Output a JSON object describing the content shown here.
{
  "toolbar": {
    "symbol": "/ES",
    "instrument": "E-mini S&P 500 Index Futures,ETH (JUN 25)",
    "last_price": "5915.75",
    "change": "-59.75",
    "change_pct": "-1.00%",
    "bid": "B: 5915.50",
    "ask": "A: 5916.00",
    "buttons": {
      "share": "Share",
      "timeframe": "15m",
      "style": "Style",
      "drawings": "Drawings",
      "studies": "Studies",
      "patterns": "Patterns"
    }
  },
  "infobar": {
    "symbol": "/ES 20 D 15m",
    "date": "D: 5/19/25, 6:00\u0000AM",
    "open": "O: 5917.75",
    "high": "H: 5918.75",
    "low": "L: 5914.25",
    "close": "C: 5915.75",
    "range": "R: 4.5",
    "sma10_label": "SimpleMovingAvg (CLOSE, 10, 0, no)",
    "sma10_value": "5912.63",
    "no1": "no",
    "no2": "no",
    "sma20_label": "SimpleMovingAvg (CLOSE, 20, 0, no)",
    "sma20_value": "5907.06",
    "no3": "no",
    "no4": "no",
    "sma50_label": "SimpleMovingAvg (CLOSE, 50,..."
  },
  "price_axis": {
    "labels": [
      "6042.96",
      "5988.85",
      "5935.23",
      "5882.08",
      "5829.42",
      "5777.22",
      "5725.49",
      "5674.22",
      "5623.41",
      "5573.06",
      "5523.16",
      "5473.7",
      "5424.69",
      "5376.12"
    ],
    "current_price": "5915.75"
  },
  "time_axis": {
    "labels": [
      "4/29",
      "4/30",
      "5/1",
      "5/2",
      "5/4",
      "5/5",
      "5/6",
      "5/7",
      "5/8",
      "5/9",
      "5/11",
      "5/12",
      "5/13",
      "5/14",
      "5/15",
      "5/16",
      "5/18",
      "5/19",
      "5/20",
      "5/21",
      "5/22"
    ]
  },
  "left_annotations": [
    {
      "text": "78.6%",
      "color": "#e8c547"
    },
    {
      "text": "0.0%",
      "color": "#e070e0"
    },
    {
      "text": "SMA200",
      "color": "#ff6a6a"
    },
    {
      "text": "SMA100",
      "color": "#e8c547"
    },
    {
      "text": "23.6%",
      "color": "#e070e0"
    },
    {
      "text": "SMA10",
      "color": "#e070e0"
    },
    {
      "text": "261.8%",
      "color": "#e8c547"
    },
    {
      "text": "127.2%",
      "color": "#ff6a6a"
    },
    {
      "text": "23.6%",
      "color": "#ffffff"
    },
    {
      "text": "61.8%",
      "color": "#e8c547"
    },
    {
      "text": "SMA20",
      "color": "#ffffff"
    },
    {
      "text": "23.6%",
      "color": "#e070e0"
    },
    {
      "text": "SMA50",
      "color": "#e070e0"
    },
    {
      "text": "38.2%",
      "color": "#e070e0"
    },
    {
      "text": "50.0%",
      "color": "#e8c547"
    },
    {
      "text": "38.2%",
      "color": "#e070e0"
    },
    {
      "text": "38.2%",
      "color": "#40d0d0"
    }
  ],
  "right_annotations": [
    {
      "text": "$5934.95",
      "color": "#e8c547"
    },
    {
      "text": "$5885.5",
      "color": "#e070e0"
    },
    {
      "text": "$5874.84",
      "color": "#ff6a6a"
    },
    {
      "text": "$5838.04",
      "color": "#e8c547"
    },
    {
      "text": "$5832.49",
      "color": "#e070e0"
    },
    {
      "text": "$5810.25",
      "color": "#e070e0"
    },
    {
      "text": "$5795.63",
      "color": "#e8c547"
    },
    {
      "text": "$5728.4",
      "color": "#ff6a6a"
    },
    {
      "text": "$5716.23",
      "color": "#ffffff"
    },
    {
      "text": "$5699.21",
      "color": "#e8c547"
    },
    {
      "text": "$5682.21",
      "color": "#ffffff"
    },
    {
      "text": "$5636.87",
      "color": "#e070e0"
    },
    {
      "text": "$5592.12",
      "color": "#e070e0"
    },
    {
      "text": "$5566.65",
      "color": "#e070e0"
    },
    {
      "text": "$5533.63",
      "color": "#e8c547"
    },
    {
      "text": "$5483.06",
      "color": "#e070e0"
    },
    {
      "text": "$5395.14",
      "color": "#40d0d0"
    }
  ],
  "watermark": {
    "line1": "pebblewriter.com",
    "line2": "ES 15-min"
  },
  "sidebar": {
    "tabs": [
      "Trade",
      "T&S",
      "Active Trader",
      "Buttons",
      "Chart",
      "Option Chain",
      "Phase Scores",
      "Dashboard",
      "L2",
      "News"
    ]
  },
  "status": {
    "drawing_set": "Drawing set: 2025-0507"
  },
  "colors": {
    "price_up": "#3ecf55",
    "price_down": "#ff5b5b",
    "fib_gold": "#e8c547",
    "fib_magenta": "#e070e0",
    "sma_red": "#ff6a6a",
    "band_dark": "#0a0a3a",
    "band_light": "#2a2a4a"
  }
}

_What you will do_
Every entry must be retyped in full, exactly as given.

_Problem solution_
Output a JSON object describing the content shown here.
{
  "toolbar": {
    "symbol": "/ES",
    "instrument": "E-mini S&P 500 Index Futures,ETH (JUN 25)",
    "last_price": "5915.75",
    "change": "-59.75",
    "change_pct": "-1.00%",
    "bid": "B: 5915.50",
    "ask": "A: 5916.00",
    "buttons": {
      "share": "Share",
      "timeframe": "15m",
      "style": "Style",
      "drawings": "Drawings",
      "studies": "Studies",
      "patterns": "Patterns"
    }
  },
  "infobar": {
    "symbol": "/ES 20 D 15m",
    "date": "D: 5/19/25, 6:00\u0000AM",
    "open": "O: 5917.75",
    "high": "H: 5918.75",
    "low": "L: 5914.25",
    "close": "C: 5915.75",
    "range": "R: 4.5",
    "sma10_label": "SimpleMovingAvg (CLOSE, 10, 0, no)",
    "sma10_value": "5912.63",
    "no1": "no",
    "no2": "no",
    "sma20_label": "SimpleMovingAvg (CLOSE, 20, 0, no)",
    "sma20_value": "5907.06",
    "no3": "no",
    "no4": "no",
    "sma50_label": "SimpleMovingAvg (CLOSE, 50,..."
  },
  "price_axis": {
    "labels": [
      "6042.96",
      "5988.85",
      "5935.23",
      "5882.08",
      "5829.42",
      "5777.22",
      "5725.49",
      "5674.22",
      "5623.41",
      "5573.06",
      "5523.16",
      "5473.7",
      "5424.69",
      "5376.12"
    ],
    "current_price": "5915.75"
  },
  "time_axis": {
    "labels": [
      "4/29",
      "4/30",
      "5/1",
      "5/2",
      "5/4",
      "5/5",
      "5/6",
      "5/7",
      "5/8",
      "5/9",
      "5/11",
      "5/12",
      "5/13",
      "5/14",
      "5/15",
      "5/16",
      "5/18",
      "5/19",
      "5/20",
      "5/21",
      "5/22"
    ]
  },
  "left_annotations": [
    {
      "text": "78.6%",
      "color": "#e8c547"
    },
    {
      "text": "0.0%",
      "color": "#e070e0"
    },
    {
      "text": "SMA200",
      "color": "#ff6a6a"
    },
    {
      "text": "SMA100",
      "color": "#e8c547"
    },
    {
      "text": "23.6%",
      "color": "#e070e0"
    },
    {
      "text": "SMA10",
      "color": "#e070e0"
    },
    {
      "text": "261.8%",
      "color": "#e8c547"
    },
    {
      "text": "127.2%",
      "color": "#ff6a6a"
    },
    {
      "text": "23.6%",
      "color": "#ffffff"
    },
    {
      "text": "61.8%",
      "color": "#e8c547"
    },
    {
      "text": "SMA20",
      "color": "#ffffff"
    },
    {
      "text": "23.6%",
      "color": "#e070e0"
    },
    {
      "text": "SMA50",
      "color": "#e070e0"
    },
    {
      "text": "38.2%",
      "color": "#e070e0"
    },
    {
      "text": "50.0%",
      "color": "#e8c547"
    },
    {
      "text": "38.2%",
      "color": "#e070e0"
    },
    {
      "text": "38.2%",
      "color": "#40d0d0"
    }
  ],
  "right_annotations": [
    {
      "text": "$5934.95",
      "color": "#e8c547"
    },
    {
      "text": "$5885.5",
      "color": "#e070e0"
    },
    {
      "text": "$5874.84",
      "color": "#ff6a6a"
    },
    {
      "text": "$5838.04",
      "color": "#e8c547"
    },
    {
      "text": "$5832.49",
      "color": "#e070e0"
    },
    {
      "text": "$5810.25",
      "color": "#e070e0"
    },
    {
      "text": "$5795.63",
      "color": "#e8c547"
    },
    {
      "text": "$5728.4",
      "color": "#ff6a6a"
    },
    {
      "text": "$5716.23",
      "color": "#ffffff"
    },
    {
      "text": "$5699.21",
      "color": "#e8c547"
    },
    {
      "text": "$5682.21",
      "color": "#ffffff"
    },
    {
      "text": "$5636.87",
      "color": "#e070e0"
    },
    {
      "text": "$5592.12",
      "color": "#e070e0"
    },
    {
      "text": "$5566.65",
      "color": "#e070e0"
    },
    {
      "text": "$5533.63",
      "color": "#e8c547"
    },
    {
      "text": "$5483.06",
      "color": "#e070e0"
    },
    {
      "text": "$5395.14",
      "color": "#40d0d0"
    }
  ],
  "watermark": {
    "line1": "pebblewriter.com",
    "line2": "ES 15-min"
  },
  "sidebar": {
    "tabs": [
      "Trade",
      "T&S",
      "Active Trader",
      "Buttons",
      "Chart",
      "Option Chain",
      "Phase Scores",
      "Dashboard",
      "L2",
      "News"
    ]
  },
  "status": {
    "drawing_set": "Drawing set: 2025-0507"
  },
  "colors": {
    "price_up": "#3ecf55",
    "price_down": "#ff5b5b",
    "fib_gold": "#e8c547",
    "fib_magenta": "#e070e0",
    "sma_red": "#ff6a6a",
    "band_dark": "#0a0a3a",
    "band_light": "#2a2a4a"
  }
}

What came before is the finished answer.